» **EXERCISE PROMPT**: List every line below containing "JSON".

» **RECORDED DATA**:

::::

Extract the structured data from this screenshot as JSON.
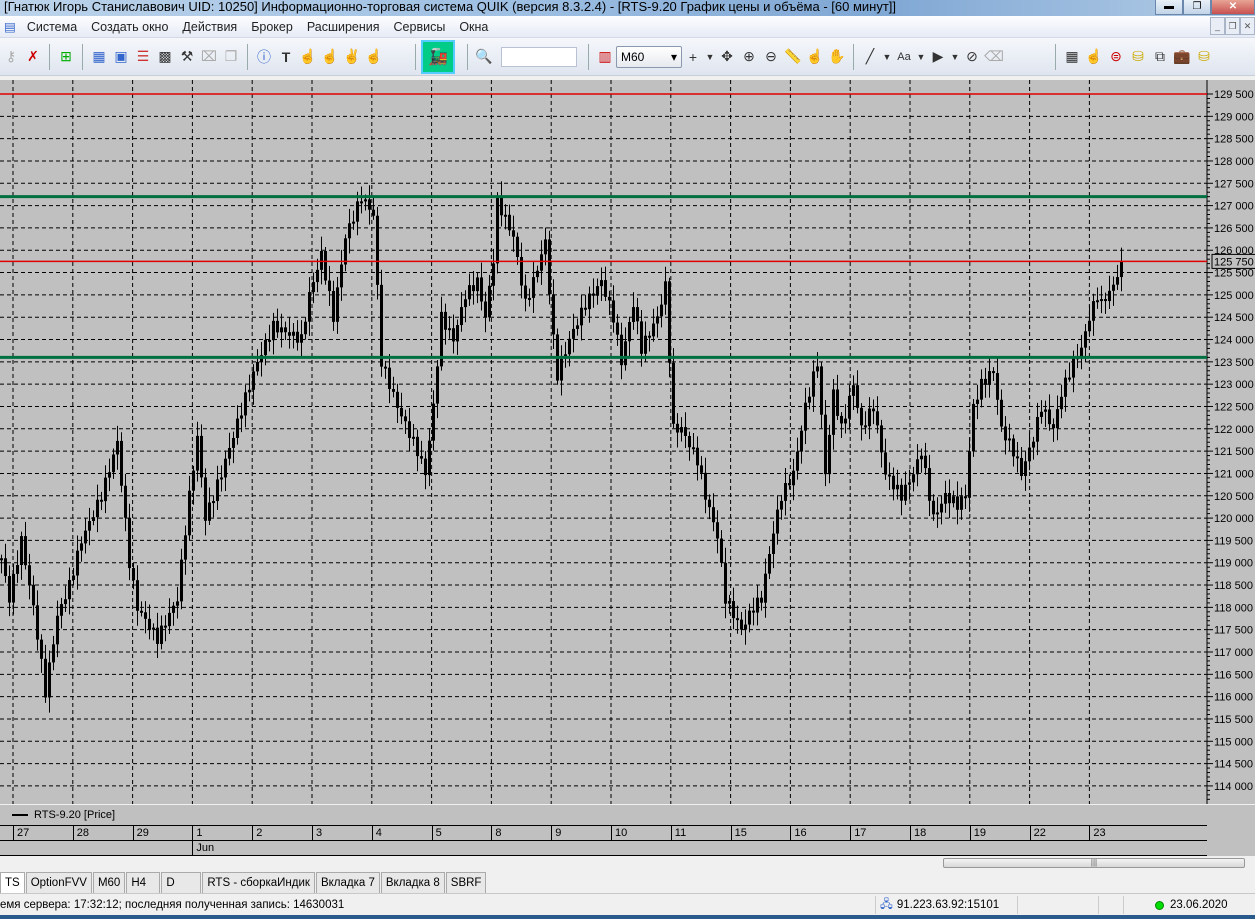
{
  "window": {
    "title": "[Гнатюк Игорь Станиславович UID: 10250] Информационно-торговая система QUIK (версия 8.3.2.4) - [RTS-9.20 График цены и объёма - [60 минут]]"
  },
  "menu": [
    "Система",
    "Создать окно",
    "Действия",
    "Брокер",
    "Расширения",
    "Сервисы",
    "Окна"
  ],
  "toolbar": {
    "interval": "M60",
    "search_value": ""
  },
  "chart_data": {
    "type": "candlestick",
    "instrument": "RTS-9.20 [Price]",
    "y_ticks": [
      129500,
      129000,
      128500,
      128000,
      127500,
      127000,
      126500,
      126000,
      125500,
      125000,
      124500,
      124000,
      123500,
      123000,
      122500,
      122000,
      121500,
      121000,
      120500,
      120000,
      119500,
      119000,
      118500,
      118000,
      117500,
      117000,
      116500,
      116000,
      115500,
      115000,
      114500,
      114000
    ],
    "ylim": [
      113800,
      129800
    ],
    "last_price": "125 750",
    "levels": [
      {
        "price": 129500,
        "color": "#e00000"
      },
      {
        "price": 127200,
        "color": "#007040"
      },
      {
        "price": 125750,
        "color": "#e00000"
      },
      {
        "price": 123600,
        "color": "#007040"
      }
    ],
    "days": [
      "27",
      "28",
      "29",
      "1",
      "2",
      "3",
      "4",
      "5",
      "8",
      "9",
      "10",
      "11",
      "15",
      "16",
      "17",
      "18",
      "19",
      "22",
      "23"
    ],
    "month": {
      "label": "Jun",
      "day_index": 3
    },
    "bars_per_day": 15,
    "close_path": [
      [
        0,
        119100
      ],
      [
        2,
        118200
      ],
      [
        5,
        119500
      ],
      [
        8,
        118000
      ],
      [
        11,
        116100
      ],
      [
        14,
        117800
      ],
      [
        17,
        118500
      ],
      [
        20,
        119500
      ],
      [
        25,
        120500
      ],
      [
        29,
        121700
      ],
      [
        32,
        119000
      ],
      [
        34,
        118000
      ],
      [
        39,
        117300
      ],
      [
        44,
        118200
      ],
      [
        47,
        120500
      ],
      [
        49,
        121800
      ],
      [
        51,
        120000
      ],
      [
        55,
        121000
      ],
      [
        61,
        122700
      ],
      [
        64,
        123500
      ],
      [
        68,
        124300
      ],
      [
        75,
        124000
      ],
      [
        77,
        125000
      ],
      [
        80,
        125900
      ],
      [
        83,
        124500
      ],
      [
        86,
        126300
      ],
      [
        90,
        127200
      ],
      [
        93,
        126800
      ],
      [
        95,
        123500
      ],
      [
        99,
        122500
      ],
      [
        104,
        121500
      ],
      [
        106,
        121000
      ],
      [
        108,
        122500
      ],
      [
        110,
        124500
      ],
      [
        113,
        124000
      ],
      [
        116,
        125000
      ],
      [
        119,
        125300
      ],
      [
        121,
        124500
      ],
      [
        123,
        125800
      ],
      [
        124,
        127100
      ],
      [
        128,
        126300
      ],
      [
        131,
        124800
      ],
      [
        133,
        125300
      ],
      [
        136,
        126200
      ],
      [
        138,
        124000
      ],
      [
        139,
        123200
      ],
      [
        142,
        124000
      ],
      [
        146,
        124800
      ],
      [
        150,
        125300
      ],
      [
        153,
        124500
      ],
      [
        155,
        123500
      ],
      [
        158,
        124800
      ],
      [
        160,
        123800
      ],
      [
        164,
        124500
      ],
      [
        166,
        125200
      ],
      [
        168,
        122000
      ],
      [
        170,
        122000
      ],
      [
        174,
        121300
      ],
      [
        176,
        120500
      ],
      [
        179,
        119600
      ],
      [
        181,
        118200
      ],
      [
        185,
        117500
      ],
      [
        188,
        118000
      ],
      [
        190,
        118200
      ],
      [
        193,
        119700
      ],
      [
        195,
        120500
      ],
      [
        198,
        121000
      ],
      [
        201,
        122500
      ],
      [
        204,
        123500
      ],
      [
        206,
        121000
      ],
      [
        208,
        122800
      ],
      [
        210,
        122000
      ],
      [
        213,
        123000
      ],
      [
        215,
        122000
      ],
      [
        218,
        122500
      ],
      [
        221,
        121000
      ],
      [
        225,
        120500
      ],
      [
        228,
        121000
      ],
      [
        230,
        121500
      ],
      [
        233,
        120000
      ],
      [
        236,
        120500
      ],
      [
        239,
        120300
      ],
      [
        241,
        120500
      ],
      [
        243,
        122500
      ],
      [
        245,
        123000
      ],
      [
        248,
        123300
      ],
      [
        250,
        122000
      ],
      [
        253,
        121500
      ],
      [
        255,
        121000
      ],
      [
        258,
        121800
      ],
      [
        260,
        122500
      ],
      [
        263,
        122000
      ],
      [
        265,
        122800
      ],
      [
        268,
        123500
      ],
      [
        270,
        123800
      ],
      [
        272,
        124500
      ],
      [
        274,
        125000
      ],
      [
        275,
        124800
      ],
      [
        278,
        125200
      ],
      [
        280,
        125750
      ]
    ]
  },
  "tabs": [
    "TS",
    "OptionFVV",
    "M60",
    "H4",
    "D",
    "RTS - сборкаИндик",
    "Вкладка 7",
    "Вкладка 8",
    "SBRF"
  ],
  "status": {
    "server": "емя сервера: 17:32:12; последняя полученная запись: 14630031",
    "connection": "91.223.63.92:15101",
    "date": "23.06.2020"
  }
}
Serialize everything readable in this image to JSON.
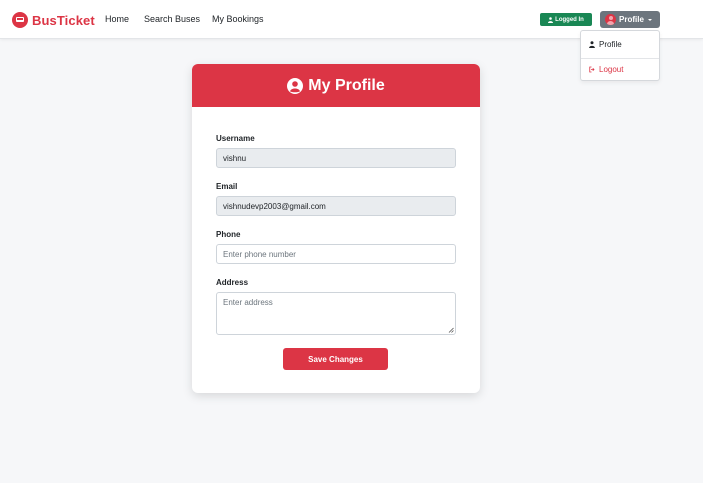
{
  "navbar": {
    "brand": "BusTicket",
    "links": [
      "Home",
      "Search Buses",
      "My Bookings"
    ],
    "status_badge": "Logged In",
    "profile_button": "Profile"
  },
  "dropdown": {
    "items": [
      {
        "label": "Profile",
        "icon": "user-icon"
      },
      {
        "label": "Logout",
        "icon": "logout-icon"
      }
    ]
  },
  "profile_card": {
    "title": "My Profile",
    "fields": {
      "username": {
        "label": "Username",
        "value": "vishnu"
      },
      "email": {
        "label": "Email",
        "value": "vishnudevp2003@gmail.com"
      },
      "phone": {
        "label": "Phone",
        "placeholder": "Enter phone number",
        "value": ""
      },
      "address": {
        "label": "Address",
        "placeholder": "Enter address",
        "value": ""
      }
    },
    "submit_label": "Save Changes"
  },
  "colors": {
    "primary": "#dc3545",
    "success": "#198754",
    "secondary": "#6c757d",
    "background": "#f6f7f9"
  }
}
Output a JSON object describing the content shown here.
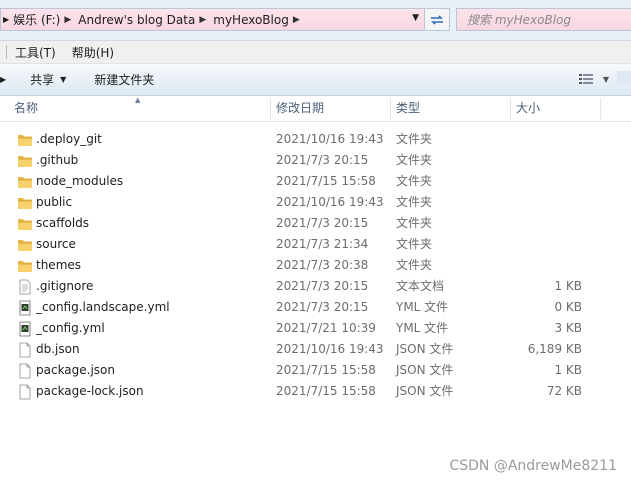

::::

» **RESPONSE TO THIS TASK**:
Extract the structured data from this screenshot as JSON.
Serialize everything readable in this image to JSON.
Output a JSON object describing the content shown here.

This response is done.